CPFB payday loan rule
The future of wide-ranging legislation designed to curb the payday lending industry is up in the air following President-elect Donald Trump’s shock US election win and a resurgent Republican Party.
However, at least for now, the Consumer Financial Protection Bureau (CFPB) proposed payday lending rule is still on the table.
Initially proposed on June 2, the draft of the proposed rule in its current form is broadly preemptive of the existing consumer lending laws across 36 states. As well as payday loans, the proposed rule also covers title loans and certain types of installment loans. It also sets out a detailed and specific list of restrictions of loan frequency and requirements for checking borrower suitability.
The draft legislation’s main focus is to prevent extended periods of indebtedness for covered loans. The CFPB takes the position that borrowers of payday loans often renew or roll over their loans more than once due to the fact lenders tend not to underwrite the loans based on the borrower’s ability to repay and set terms that require repayment within a single pay cycle.
What would the rule mean for lenders?
The proposed rule will give lenders two options when it comes to granting short-term loans:
- In the first, they must confirm the borrower can fully repay the loan on time and still cover their basic living expenses and any other large-scale financial obligations.
- The second option proposes capping the loan amount at $500 and limiting the borrower to two rollovers with compulsory one-third of the principal paid-off at each rollover. What’s more, this option can be made available only to borrowers without outstanding short-term covered loans and have not had debt on a short-term loan exceeding 90 days in the preceding 12 months.
This highly restrictive CFPB rule will, if and/or when it is implemented, imposes a Federal-level control on the varied and complex financial regulatory regimes in place across 36 states, most of the existing legislation is state-specific and was developed over decades of consumer lending industry supervision. Almost all online lenders now provide longer-term installment loans to consumers. Only store front lenders still offer primarily payday loans. Therefore this regulation will mostly affect storefront lenders. Large chains of storefront lenders believe a third of their stores will close if this rule takes effect, resulting in the loss of hundreds of thousands of jobs. It is worth noting there are more payday stores in the US than there are McDonald’s outlets.

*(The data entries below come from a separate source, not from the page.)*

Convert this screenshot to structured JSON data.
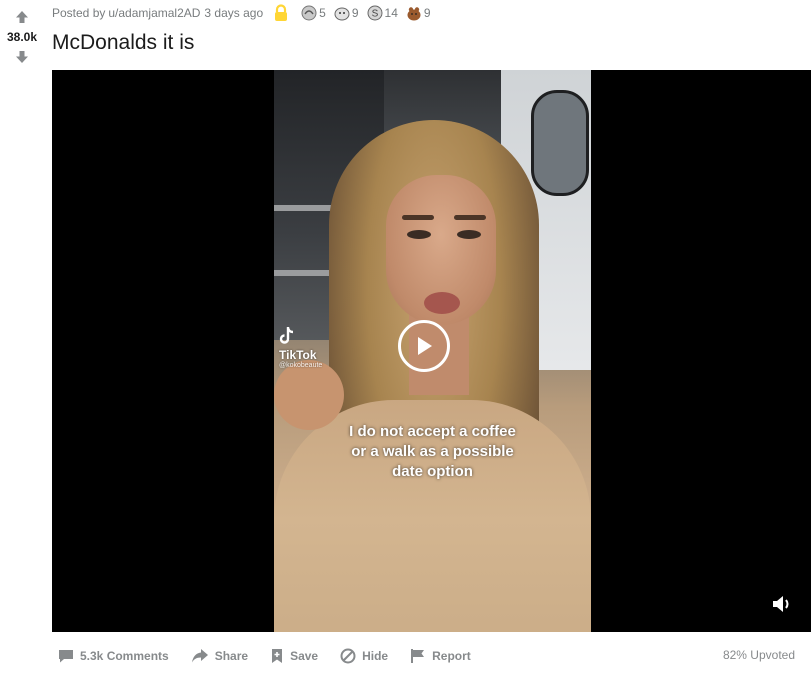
{
  "post": {
    "score": "38.0k",
    "posted_by": "Posted by",
    "author": "u/adamjamal2AD",
    "time": "3 days ago",
    "title": "McDonalds it is",
    "awards": [
      {
        "icon": "award-icon-1",
        "count": "5"
      },
      {
        "icon": "award-icon-2",
        "count": "9"
      },
      {
        "icon": "award-icon-3",
        "count": "14"
      },
      {
        "icon": "award-icon-4",
        "count": "9"
      }
    ]
  },
  "video": {
    "watermark_brand": "TikTok",
    "watermark_handle": "@kokobeaute",
    "caption_lines": [
      "I do not accept a coffee",
      "or a walk as a possible",
      "date option"
    ]
  },
  "actions": {
    "comments": "5.3k Comments",
    "share": "Share",
    "save": "Save",
    "hide": "Hide",
    "report": "Report",
    "upvoted": "82% Upvoted"
  },
  "colors": {
    "meta_text": "#787c7e",
    "action_text": "#878a8c",
    "title_text": "#1c1c1c",
    "player_bg": "#000000",
    "lock_award": "#ffd635"
  }
}
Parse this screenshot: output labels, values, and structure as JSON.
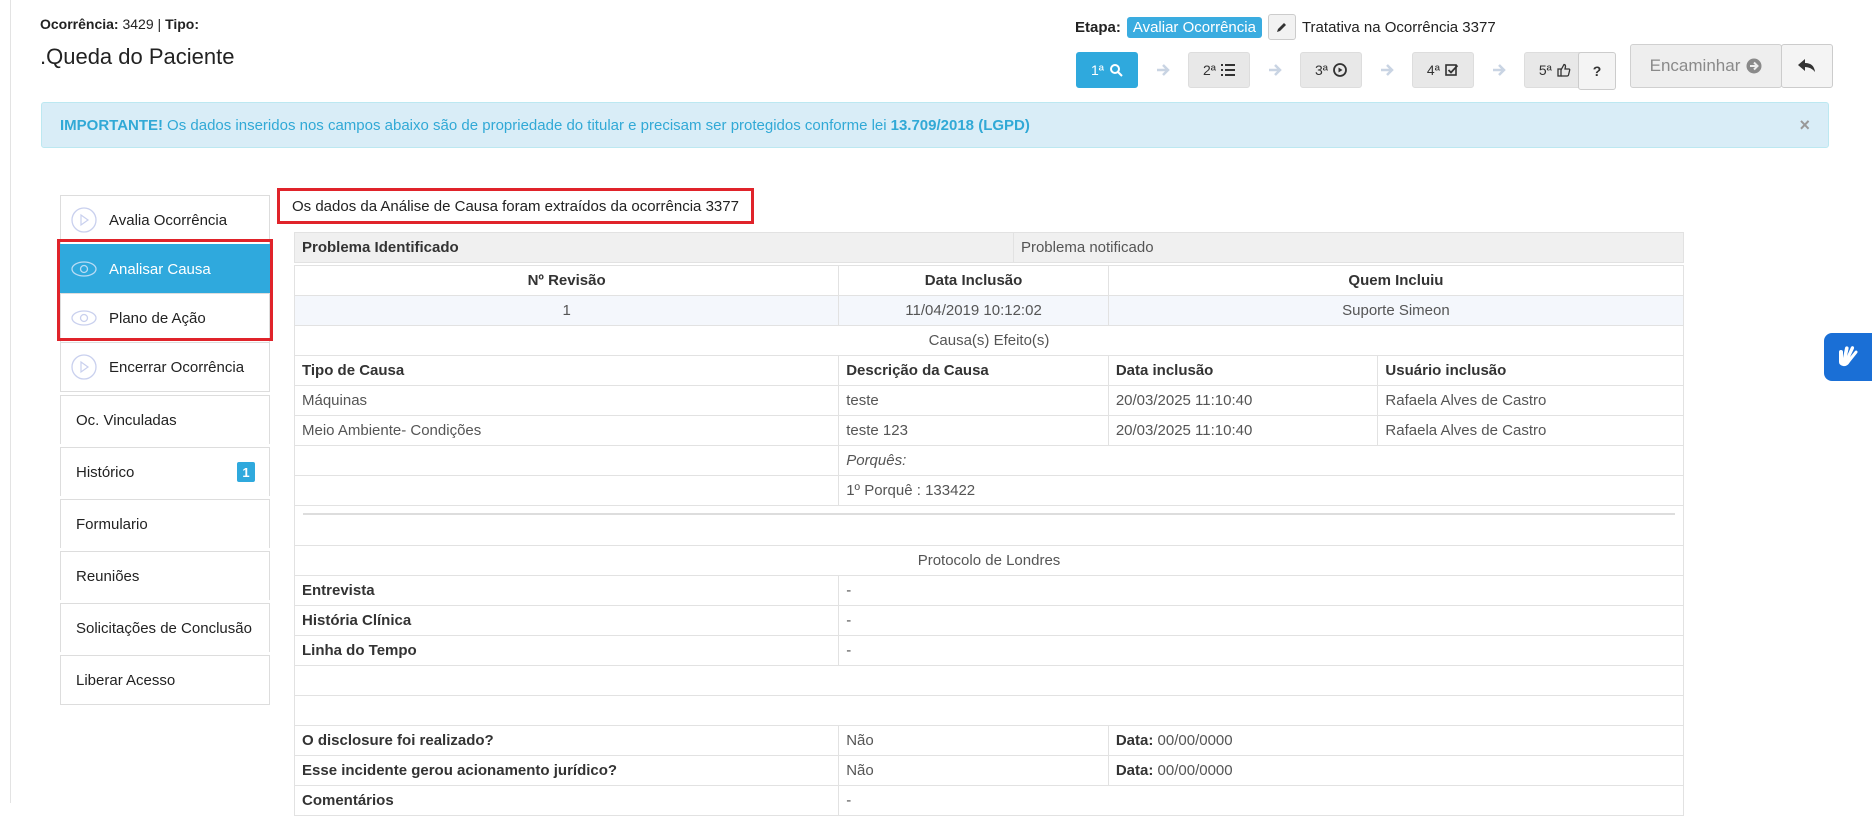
{
  "header": {
    "ocorrencia_label": "Ocorrência:",
    "ocorrencia_num": "3429",
    "sep": "|",
    "tipo_label": "Tipo:",
    "title": ".Queda do Paciente",
    "etapa_label": "Etapa:",
    "etapa_value": "Avaliar Ocorrência",
    "tratativa": "Tratativa na Ocorrência 3377"
  },
  "steps": [
    {
      "label": "1ª",
      "icon": "search-icon"
    },
    {
      "label": "2ª",
      "icon": "list-icon"
    },
    {
      "label": "3ª",
      "icon": "play-circle-icon"
    },
    {
      "label": "4ª",
      "icon": "check-square-icon"
    },
    {
      "label": "5ª",
      "icon": "thumbs-up-icon"
    }
  ],
  "help_label": "?",
  "encaminhar_label": "Encaminhar",
  "alert": {
    "important": "IMPORTANTE!",
    "text": "Os dados inseridos nos campos abaixo são de propriedade do titular e precisam ser protegidos conforme lei",
    "law": "13.709/2018 (LGPD)",
    "close": "×"
  },
  "sidebar": {
    "step_items": [
      {
        "label": "Avalia Ocorrência",
        "icon": "play-circle-icon"
      },
      {
        "label": "Analisar Causa",
        "icon": "eye-icon"
      },
      {
        "label": "Plano de Ação",
        "icon": "eye-icon"
      },
      {
        "label": "Encerrar Ocorrência",
        "icon": "play-circle-icon"
      }
    ],
    "items": [
      {
        "label": "Oc. Vinculadas"
      },
      {
        "label": "Histórico",
        "badge": "1"
      },
      {
        "label": "Formulario"
      },
      {
        "label": "Reuniões"
      },
      {
        "label": "Solicitações de Conclusão"
      },
      {
        "label": "Liberar Acesso"
      }
    ]
  },
  "notice": "Os dados da Análise de Causa foram extraídos da ocorrência 3377",
  "table": {
    "problema_label": "Problema Identificado",
    "problema_value": "Problema notificado",
    "rev_headers": [
      "Nº Revisão",
      "Data Inclusão",
      "Quem Incluiu"
    ],
    "rev_row": [
      "1",
      "11/04/2019 10:12:02",
      "Suporte Simeon"
    ],
    "causas_title": "Causa(s) Efeito(s)",
    "causa_headers": [
      "Tipo de Causa",
      "Descrição da Causa",
      "Data inclusão",
      "Usuário inclusão"
    ],
    "causa_rows": [
      [
        "Máquinas",
        "teste",
        "20/03/2025 11:10:40",
        "Rafaela Alves de Castro"
      ],
      [
        "Meio Ambiente- Condições",
        "teste 123",
        "20/03/2025 11:10:40",
        "Rafaela Alves de Castro"
      ]
    ],
    "porques_label": "Porquês:",
    "porque_1": "1º Porquê : 133422",
    "protocolo_title": "Protocolo de Londres",
    "protocolo_rows": [
      [
        "Entrevista",
        "-"
      ],
      [
        "História Clínica",
        "-"
      ],
      [
        "Linha do Tempo",
        "-"
      ]
    ],
    "disclosure_rows": [
      [
        "O disclosure foi realizado?",
        "Não",
        "Data:",
        "00/00/0000"
      ],
      [
        "Esse incidente gerou acionamento jurídico?",
        "Não",
        "Data:",
        "00/00/0000"
      ]
    ],
    "comentarios_label": "Comentários",
    "comentarios_value": "-"
  },
  "colors": {
    "accent": "#2fa9dd",
    "highlight": "#e0232a",
    "alert_bg": "#d9edf7"
  }
}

Most lenders already have strict underwriting rules that are, at times, stricter than the loan affordability rules that CFPB is proposing. Lenders believe a third of consumers who previously able to get a loan will not be able to under the new rules. This is the case for both online and storefront lenders but mostly storefront. While the existing state laws offering greater protection to consumers than the CFPB rule will remain in place, the CFPB rule effectively changes the way the payday loans industry operates. This also potentially means the regulations for payday lending at a state level are unlikely to survive post-implementation of the rule.
Opposition to the rule looks likely to build
The uncertainty surrounding the rule generated the most feedback to the Obama administration created agency in its five-year history. Its implications have led to additional legislation being drafted to counter it. The Financial Services and General Government Appropriations bill has been amended in the wake of the CFPB rule being drafted that would block the agency from regulating payday lending until it tables a detailed report before Congress on the impact on consumers and that identifies credit products available to replace the current sources of short-term credit. Another bill, put forward by Colorado Congressman Scott Tipton, the Accounting for Consumer Credit and Encouraging State Solutions (ACCESS) Act3 would allow any states or sovereign tribes to request an exemption from the CFPB rule. Tribal lenders believe that CFPB rules don't apply to them because the Dodd-Frank Act of 2010 that created the CFPB did not specifically include tribal nations. Of all US online lenders, about half are tribal.
Currently the bill remains with the House Financial Services Committee but could be championed by the resurgence of the Republican Party and their efforts to dilute the powers of the CFPB. President-elect Trump has already stated that when he gets into office he will sign an executive action order that requires the elimination of two regulations for every new regulation.
The proposed CFPB rule would replace state regulatory regimes across the board and change the face of the payday consumer lending market. However, in light of the US election results the CFPB is likely to be reevaluating its control and regulatory agenda in a political environment that is less favorable to large-scale regulation at a federal level like that of the payday loan rulemaking.